“This film has the highest profile of anything I’ve ever made and it’s talking about poetry and love. Not romantic love. It’s talking about human beings and how we’re all connected and it’s presented by a stick figure wearing a chador. The great thing about Rosie is that she is so totally herself, she can ask the stupid questions and people are just nice to her. They’re trying to open her world. Maybe if we were all that vulnerable that could happen more often. But it’s really hard to make yourself vulnerable.”
For Fleming, serendipity is a constant in her life. While casting for the film (she did all casting by phone so as not to be distracted by appearances) she reached out to her aunt in Honolulu, asking if she might convince Nancy Kwan, who plays Rosie’s grandmother Gloria, to perform in the film. Not only did she agree, but Fleming discovered her grandmother in the UK had babysat Kwan when she was a young girl abandoned by her mother. As she recounts the story, her voice rises with the excitement of discovery.
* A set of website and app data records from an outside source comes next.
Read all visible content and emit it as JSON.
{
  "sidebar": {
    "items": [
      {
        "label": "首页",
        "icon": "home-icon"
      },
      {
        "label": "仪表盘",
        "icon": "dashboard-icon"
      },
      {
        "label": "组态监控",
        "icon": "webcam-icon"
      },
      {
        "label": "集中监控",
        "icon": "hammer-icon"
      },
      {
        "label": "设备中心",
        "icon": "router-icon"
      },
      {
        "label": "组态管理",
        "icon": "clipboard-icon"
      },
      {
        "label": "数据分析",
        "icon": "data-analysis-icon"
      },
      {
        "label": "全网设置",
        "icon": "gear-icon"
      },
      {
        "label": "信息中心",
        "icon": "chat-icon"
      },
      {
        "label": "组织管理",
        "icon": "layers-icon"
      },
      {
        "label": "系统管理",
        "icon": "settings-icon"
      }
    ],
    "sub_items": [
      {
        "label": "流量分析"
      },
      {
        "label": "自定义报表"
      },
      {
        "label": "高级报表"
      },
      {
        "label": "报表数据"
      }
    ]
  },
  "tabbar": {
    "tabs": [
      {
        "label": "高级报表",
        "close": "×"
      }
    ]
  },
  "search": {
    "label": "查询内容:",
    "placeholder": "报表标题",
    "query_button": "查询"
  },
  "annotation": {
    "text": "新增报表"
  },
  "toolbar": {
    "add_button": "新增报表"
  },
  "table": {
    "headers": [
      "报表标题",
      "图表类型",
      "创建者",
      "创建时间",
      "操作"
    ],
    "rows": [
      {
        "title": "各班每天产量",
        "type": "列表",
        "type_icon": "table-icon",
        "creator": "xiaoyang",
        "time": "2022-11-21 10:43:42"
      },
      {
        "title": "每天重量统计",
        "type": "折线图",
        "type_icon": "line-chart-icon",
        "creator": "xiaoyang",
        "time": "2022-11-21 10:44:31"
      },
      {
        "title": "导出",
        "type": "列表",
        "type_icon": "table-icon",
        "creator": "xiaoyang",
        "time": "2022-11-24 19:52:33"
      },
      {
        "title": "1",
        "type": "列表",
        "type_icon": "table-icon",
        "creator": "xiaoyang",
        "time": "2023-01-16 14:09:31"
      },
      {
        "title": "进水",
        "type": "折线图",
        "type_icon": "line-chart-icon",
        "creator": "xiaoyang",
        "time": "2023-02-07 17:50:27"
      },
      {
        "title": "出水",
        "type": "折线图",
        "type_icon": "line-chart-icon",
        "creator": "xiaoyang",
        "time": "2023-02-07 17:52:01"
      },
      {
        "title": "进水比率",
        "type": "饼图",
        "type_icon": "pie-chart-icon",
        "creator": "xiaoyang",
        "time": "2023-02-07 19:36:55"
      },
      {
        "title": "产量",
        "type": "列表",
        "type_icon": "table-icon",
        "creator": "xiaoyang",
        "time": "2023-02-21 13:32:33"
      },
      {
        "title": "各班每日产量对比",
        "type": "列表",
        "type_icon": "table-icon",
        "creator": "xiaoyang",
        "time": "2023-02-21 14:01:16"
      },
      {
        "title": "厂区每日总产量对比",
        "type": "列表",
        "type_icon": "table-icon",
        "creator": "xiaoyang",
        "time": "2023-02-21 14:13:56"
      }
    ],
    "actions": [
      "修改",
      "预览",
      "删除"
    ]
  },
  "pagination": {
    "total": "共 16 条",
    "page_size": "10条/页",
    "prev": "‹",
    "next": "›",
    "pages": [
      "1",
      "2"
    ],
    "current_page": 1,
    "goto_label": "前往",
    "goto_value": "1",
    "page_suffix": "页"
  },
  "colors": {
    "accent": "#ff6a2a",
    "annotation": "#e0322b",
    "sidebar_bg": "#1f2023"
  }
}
“All my films are about relationships. I get into them because I’m interested in something that has been introduced by somebody in my life,” she explains. “As an artist, it’s what calls you, it’s what you’re compelled to do. It’s the thing you can’t put down. I tried to put this down many times over the last 20 years but I kept picking it up again because it’s something that I needed to do. I find it hard to do, but I find it impossible to stop.”
Even though the concept felt right intuitively, she admits to some trepidation about the setting and in the early stages of seeking funding for the project, she was advised to move the story to China instead. Fleming was born in Japan and her parents are Chinese and Australian. “It’s so interesting as North Americans, we’re all immigrants here except for First Nations people. When it comes to talking about other cultures we’re always talking about appropriation. I was very nervous about doing something that takes place in Iran. Iran is such a deep, well-represented culture for millennia,” she says. Yet she is no stranger to sensitive subject matter, as indicated in her 2010 project I Was the Child of Holocaust Survivors.
She notes the empathetic quality of Window Horses has been well received wherever it plays: “Everybody sees the same film. No matter where I go and what language it is, everybody sees the same film. I think everybody understands the kindness, the warmth and tenderness. It’s like a love letter, really.”
An hour passes in a heartbeat, and Fleming is late for a panel discussion on women in media at UBC. A Syrian family exits from the downstairs suite as we prepare to leave. She signed up to host as soon as the Trudeau government streamlined the process of welcoming refugees. “I just want to walk the talk,” she says.
Window Horses opens today, March 10 in Toronto and Vancouver; March 17 in Montreal and March 21 in Ottawa.
Based in Vancouver, Roberta McDonald is West Coast Editor for Northernstars.ca. She is a best selling writer, arts journalist and photographer. She has profiled extraordinary filmmakers, including Ang Lee and Sturla Gunnerson. Her short film The Spiral was released in 2014 and she is currently writing her first feature screenplay.